I write here often about the inner critic because it has been the cause of so much struggle and difficulty since I was very small. In writing I discover new angles and new waysof responding. I hope it will be of help also to some of you who are reading.
For years I did not want to hear anything that others had to say about me, whether praise or criticism, loving or ill-intended. It was all pretty much the same to me – a wounding reminder of my own constant self-judgement. Such harshness in my inner world led me to take on inner self-numbing as a serious project. The comments of others, however offered, simply reconnected me with what I was working so strenuously to avoid.
I extended this project into the outer world too, of course, trying not to draw too much attention to myself. I’d stay out of the limelight when I could. And I developed a reputation for shyness and quietness, for not being too much trouble to anyone, for looking ok, for being humble and self-effacing: all powerful supports for the inner numbing to which I was so committed.
At the time, I doubt I would have understood any of this as something I was actively doing. But such is the power of the critic, it can shape a life from the inside out, and for that reason I think it’s a topic of enormous importance.
It was only in my mid-thirties, when a teacher of mine was generous enough to tell me how self-critical he found me, that I began to see that I had a critic at all. Until then I’d thought it self-evident that the world was made up of exactingly high standards that I could never reach and populated by others who knew my many failings even before I discovered them myself. It had never occurred to me that my hyper-vigilance for criticism, inside and outside, was just one possible way to live an adult life.
The foundational, liberating move was to identify the critic as an entity in its own right – a part of me – and to see that the harshness it generated was not life itself. In this way the critic became something I have rather than something that invisibly has me. And having it opened up the possibility of cultivating a new relationship with it.
I learned how to see the critic as an attacking force and, gradually, how necessary it is to defend against its attack. Reasoning with it (a familiar habit for me) or otherwise engaging with it does not help, because the critic is insatiable. It has higher standards in all domains of life than I can ever reach. Whatever I do it’s on the immediate lookout for what else is undone or not perfect. It cannot be placated by persuasion, by argument or by giving in, and it is not at all interested in the evidence of my eyes and ears and heart. Living with the critic is like living with a rabid dog.
Defending requires meeting the critic with equal and opposite energy to its attacks, pushing them away with considerable force.
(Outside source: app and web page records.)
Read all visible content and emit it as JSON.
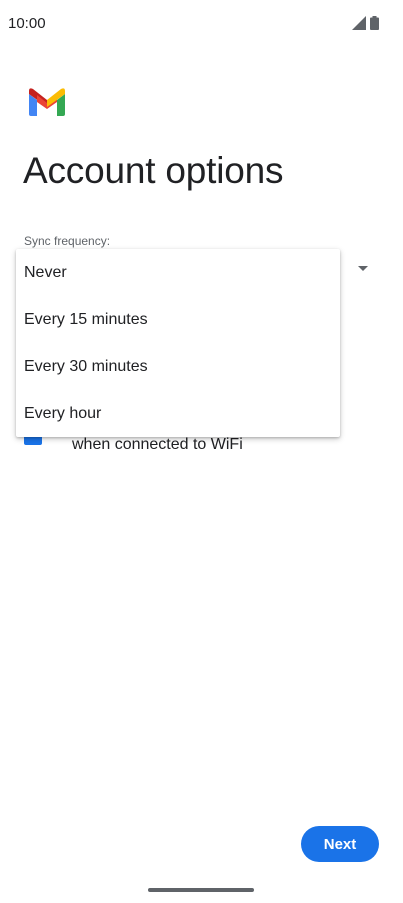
{
  "status_bar": {
    "time": "10:00",
    "icons": [
      "signal-icon",
      "battery-icon"
    ]
  },
  "app": {
    "logo": "gmail-logo-icon",
    "colors": {
      "red": "#EA4335",
      "blue": "#4285F4",
      "green": "#34A853",
      "yellow": "#FBBC04",
      "dark_red": "#C5221F"
    }
  },
  "page": {
    "title": "Account options"
  },
  "sync": {
    "label": "Sync frequency:",
    "options": [
      "Never",
      "Every 15 minutes",
      "Every 30 minutes",
      "Every hour"
    ]
  },
  "wifi_checkbox": {
    "label": "when connected to WiFi",
    "checked": true
  },
  "footer": {
    "next_label": "Next"
  },
  "theme": {
    "accent": "#1a73e8"
  }
}
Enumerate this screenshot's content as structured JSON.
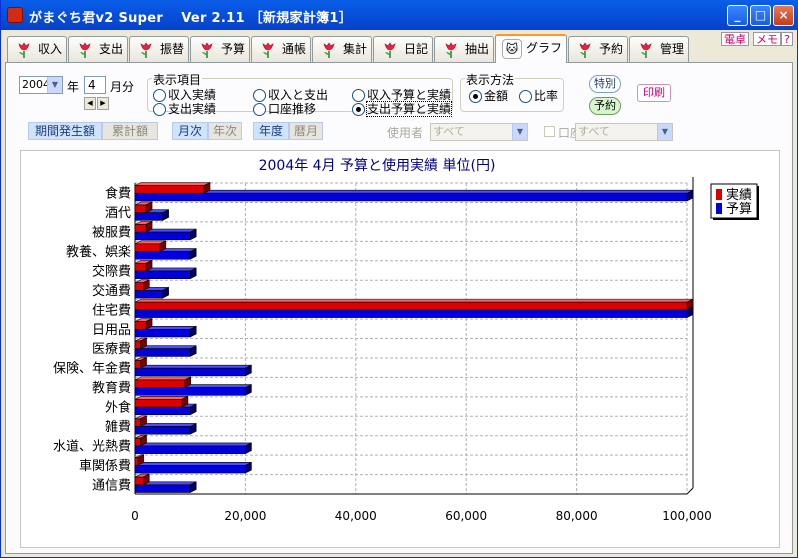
{
  "window": {
    "title": "がまぐち君v2 Super　 Ver 2.11 ［新規家計簿1］",
    "minimize": "_",
    "maximize": "□",
    "close": "×"
  },
  "tabs": [
    {
      "label": "収入"
    },
    {
      "label": "支出"
    },
    {
      "label": "振替"
    },
    {
      "label": "予算"
    },
    {
      "label": "通帳"
    },
    {
      "label": "集計"
    },
    {
      "label": "日記"
    },
    {
      "label": "抽出"
    },
    {
      "label": "グラフ"
    },
    {
      "label": "予約"
    },
    {
      "label": "管理"
    }
  ],
  "minitabs": {
    "dentaku": "電卓",
    "memo": "メモ",
    "help": "?"
  },
  "controls": {
    "year": "2004",
    "year_label": "年",
    "month": "4",
    "month_label": "月分",
    "display_group": "表示項目",
    "display_options": [
      {
        "label": "収入実績",
        "selected": false
      },
      {
        "label": "支出実績",
        "selected": false
      },
      {
        "label": "収入と支出",
        "selected": false
      },
      {
        "label": "口座推移",
        "selected": false
      },
      {
        "label": "収入予算と実績",
        "selected": false
      },
      {
        "label": "支出予算と実績",
        "selected": true
      }
    ],
    "method_group": "表示方法",
    "method_options": [
      {
        "label": "金額",
        "selected": true
      },
      {
        "label": "比率",
        "selected": false
      }
    ],
    "tokubetsu": "特別",
    "yoyaku": "予約",
    "print": "印刷",
    "period_occur": "期間発生額",
    "cumulative": "累計額",
    "monthly": "月次",
    "yearly": "年次",
    "fiscal": "年度",
    "calendar": "暦月",
    "user_label": "使用者",
    "user_value": "すべて",
    "account_label": "口座",
    "account_value": "すべて"
  },
  "colors": {
    "actual": "#dd0000",
    "budget": "#0000dd"
  },
  "chart_data": {
    "type": "bar",
    "orientation": "horizontal",
    "title": "2004年 4月 予算と使用実績  単位(円)",
    "categories": [
      "食費",
      "酒代",
      "被服費",
      "教養、娯楽",
      "交際費",
      "交通費",
      "住宅費",
      "日用品",
      "医療費",
      "保険、年金費",
      "教育費",
      "外食",
      "雑費",
      "水道、光熱費",
      "車関係費",
      "通信費"
    ],
    "series": [
      {
        "name": "実績",
        "values": [
          12500,
          2000,
          2000,
          4500,
          2000,
          1500,
          100000,
          2000,
          1000,
          1000,
          9000,
          8500,
          1000,
          1000,
          500,
          1500
        ]
      },
      {
        "name": "予算",
        "values": [
          100000,
          5000,
          10000,
          10000,
          10000,
          5000,
          100000,
          10000,
          10000,
          20000,
          20000,
          10000,
          10000,
          20000,
          20000,
          10000
        ]
      }
    ],
    "xlim": [
      0,
      100000
    ],
    "xticks": [
      "0",
      "20,000",
      "40,000",
      "60,000",
      "80,000",
      "100,000"
    ],
    "grid": true,
    "legend": "top-right"
  }
}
Expletives help – the more evocative the better. What does not help is passivity: quietly waiting, staying small, until it goes away. This strategy, familiar to me from my childhood, just invites the critic to keep going.
When I remember to defend myself adequately I gain a measure of freedom, some space, into which the longings of my heart and conscience can step forward. It turns out that the critic – though it will defend itself by telling me it is my conscience – is interested neither in what I long for nor in what is right. It cares only about maintaining a vanishingly small world in which nobody can ever be disappointed and no shame can occur. And it’s willing to use the very disappointment and shame it so fears from others in order to keep me in line.
And so I have to remember to defend, every day. As time goes on the attacks become more disguised, more wily. It’s a lifetime’s work. And necessary, if I am to live fully, and if I am to take up the freedom and capacity to contribute that is my – and everyone’s – birthright.